When I finished I cleaned up the area with a bleach solution and took out the trash. And when the butcher’s bill was tallied it turned out that the damage was isolated to a single box. The food-grade buckets were untouched and the MRE’s survived pretty much unscathed. Some of the MRE’s had the outer bags nibbled on, but nothing was touched on the inside—which I would expect from an MRE. They ought to be able to survive such a thing, and they did. The food-grade buckets were like Kryptonite to the mice and there was no damage there. The only thing affected was the Mountain House bags, which my small furry friends chewed through with little effort. Luckily for me, I had very little Mountain House on hand and it was pretty old. In fact the stuff that the mice got was purchased over ten years ago and it amounted to little more than a day’s worth of food. So while it was a big mess, I ended up only losing a tiny portion of my food—and stuff that was fairly old to boot. At the end of the day I consider myself lucky and I was able to draw a few lessons from this.
1) Food-grade buckets are terrific protection for your long-term food storage preps. They seem to provide a good deal of protection from vermin, and that’s a big deal.
2) Obviously my canned food was untouched. Mouse teeth cannot generally get through metal.
3) MRE’s are good to go. I’ve got civilian and military MRE’s… and both repelled the mice effectively and that was reassuring.
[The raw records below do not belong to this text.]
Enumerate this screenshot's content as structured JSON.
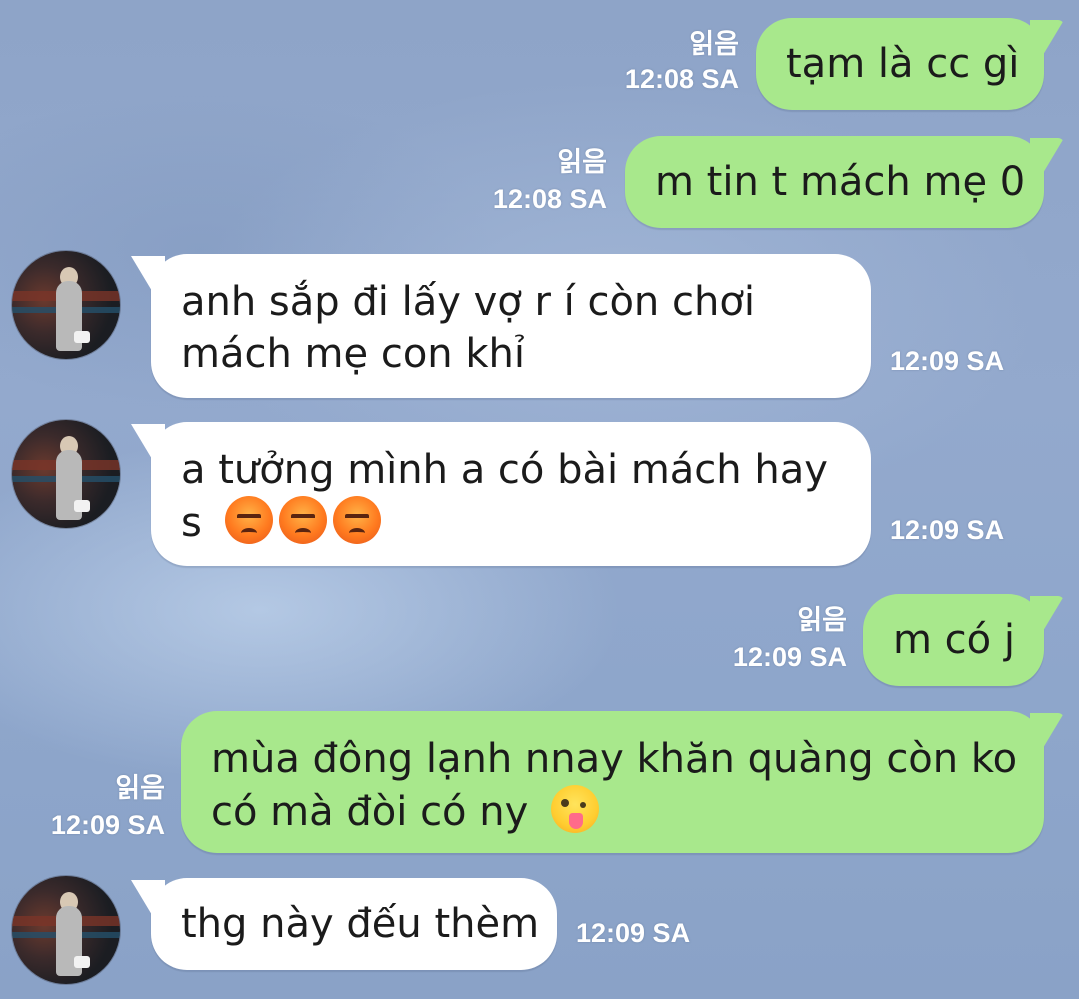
{
  "messages": [
    {
      "id": "m1",
      "direction": "outgoing",
      "read_label": "읽음",
      "time": "12:08 SA",
      "lines": [
        "tạm là cc gì"
      ]
    },
    {
      "id": "m2",
      "direction": "outgoing",
      "read_label": "읽음",
      "time": "12:08 SA",
      "lines": [
        "m tin t mách mẹ 0"
      ]
    },
    {
      "id": "m3",
      "direction": "incoming",
      "time": "12:09 SA",
      "lines": [
        "anh sắp đi lấy vợ r í còn chơi",
        "mách mẹ con khỉ"
      ]
    },
    {
      "id": "m4",
      "direction": "incoming",
      "time": "12:09 SA",
      "lines": [
        "a tưởng mình a có bài mách hay",
        "s"
      ],
      "emojis": [
        "angry-face-icon",
        "angry-face-icon",
        "angry-face-icon"
      ]
    },
    {
      "id": "m5",
      "direction": "outgoing",
      "read_label": "읽음",
      "time": "12:09 SA",
      "lines": [
        "m có j"
      ]
    },
    {
      "id": "m6",
      "direction": "outgoing",
      "read_label": "읽음",
      "time": "12:09 SA",
      "lines": [
        "mùa đông lạnh nnay khăn quàng còn ko",
        "có mà đòi có ny"
      ],
      "emojis": [
        "winking-tongue-face-icon"
      ]
    },
    {
      "id": "m7",
      "direction": "incoming",
      "time": "12:09 SA",
      "lines": [
        "thg này đếu thèm"
      ]
    }
  ],
  "colors": {
    "outgoing_bubble": "#a8e88c",
    "incoming_bubble": "#ffffff",
    "background": "#8ea6cb",
    "meta_text": "#ffffff"
  }
}
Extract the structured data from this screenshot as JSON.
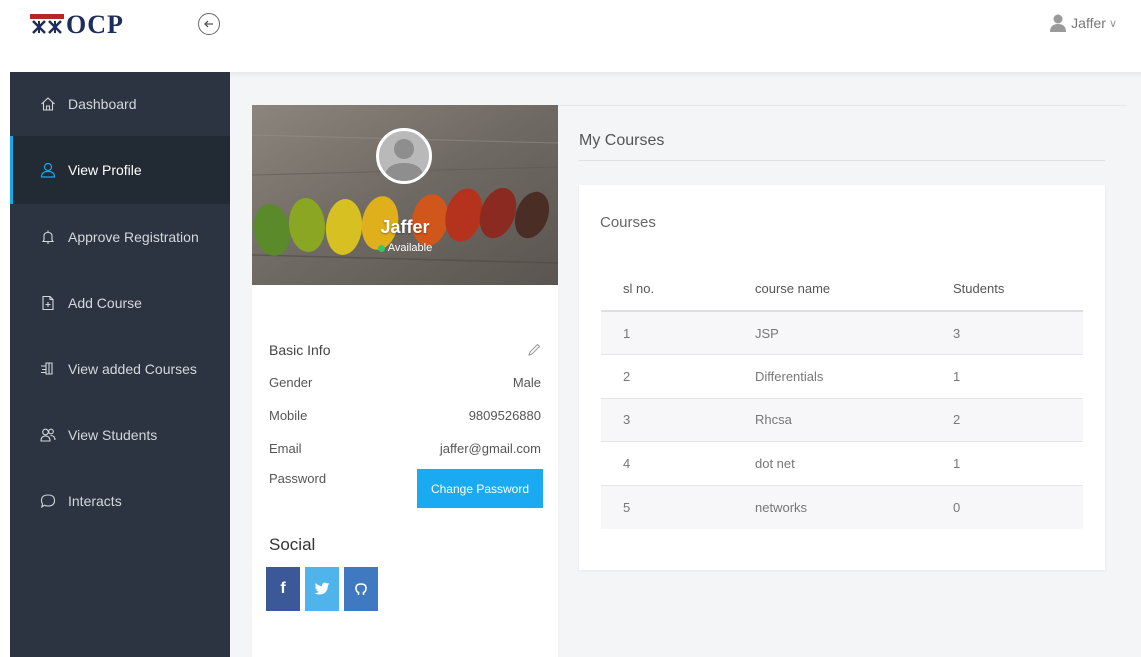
{
  "header": {
    "logo_text": "OCP",
    "user_name": "Jaffer"
  },
  "sidebar": {
    "items": [
      {
        "label": "Dashboard",
        "icon": "home-icon"
      },
      {
        "label": "View Profile",
        "icon": "user-icon"
      },
      {
        "label": "Approve Registration",
        "icon": "bell-icon"
      },
      {
        "label": "Add Course",
        "icon": "add-file-icon"
      },
      {
        "label": "View added Courses",
        "icon": "book-icon"
      },
      {
        "label": "View Students",
        "icon": "users-icon"
      },
      {
        "label": "Interacts",
        "icon": "chat-icon"
      }
    ]
  },
  "profile": {
    "name": "Jaffer",
    "status": "Available",
    "basic_info_label": "Basic Info",
    "rows": [
      {
        "label": "Gender",
        "value": "Male"
      },
      {
        "label": "Mobile",
        "value": "9809526880"
      },
      {
        "label": "Email",
        "value": "jaffer@gmail.com"
      }
    ],
    "password_label": "Password",
    "change_password_label": "Change Password",
    "social_title": "Social",
    "social": [
      "f",
      "t",
      "gh"
    ]
  },
  "courses": {
    "section_title": "My Courses",
    "card_title": "Courses",
    "columns": [
      "sl no.",
      "course name",
      "Students"
    ],
    "rows": [
      [
        "1",
        "JSP",
        "3"
      ],
      [
        "2",
        "Differentials",
        "1"
      ],
      [
        "3",
        "Rhcsa",
        "2"
      ],
      [
        "4",
        "dot net",
        "1"
      ],
      [
        "5",
        "networks",
        "0"
      ]
    ]
  },
  "colors": {
    "sidebar_bg": "#2b3440",
    "accent": "#16a8e8",
    "button": "#19aaf1",
    "facebook": "#3b5998",
    "twitter": "#4fb3ec",
    "github": "#3f7ac0",
    "status_green": "#3cc561"
  }
}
4) Anything stored in a plastic bag is vulnerable and should be reinforced. If you’ve got food stored in bags you should think about sealing them in buckets or some other material to make it tougher for rodents or other vermin to penetrate.
The bottom line is that if your foodstuffs are vulnerable you may lose them not to looters, but to tiny creatures that steal from you while you sleep. That could amount to elevating a bad situation into a desperate one, and that is something you should think about.
I learned today that not only should I stock, catalogue, and inventory my food—I need to reinforce and routinely inspect it. If you invest the amount of time and money that I do toward storing food in preparation for adversity, then you should invest the time and effort toward making sure that it is safe and secure.
Your family’s future may depend on it.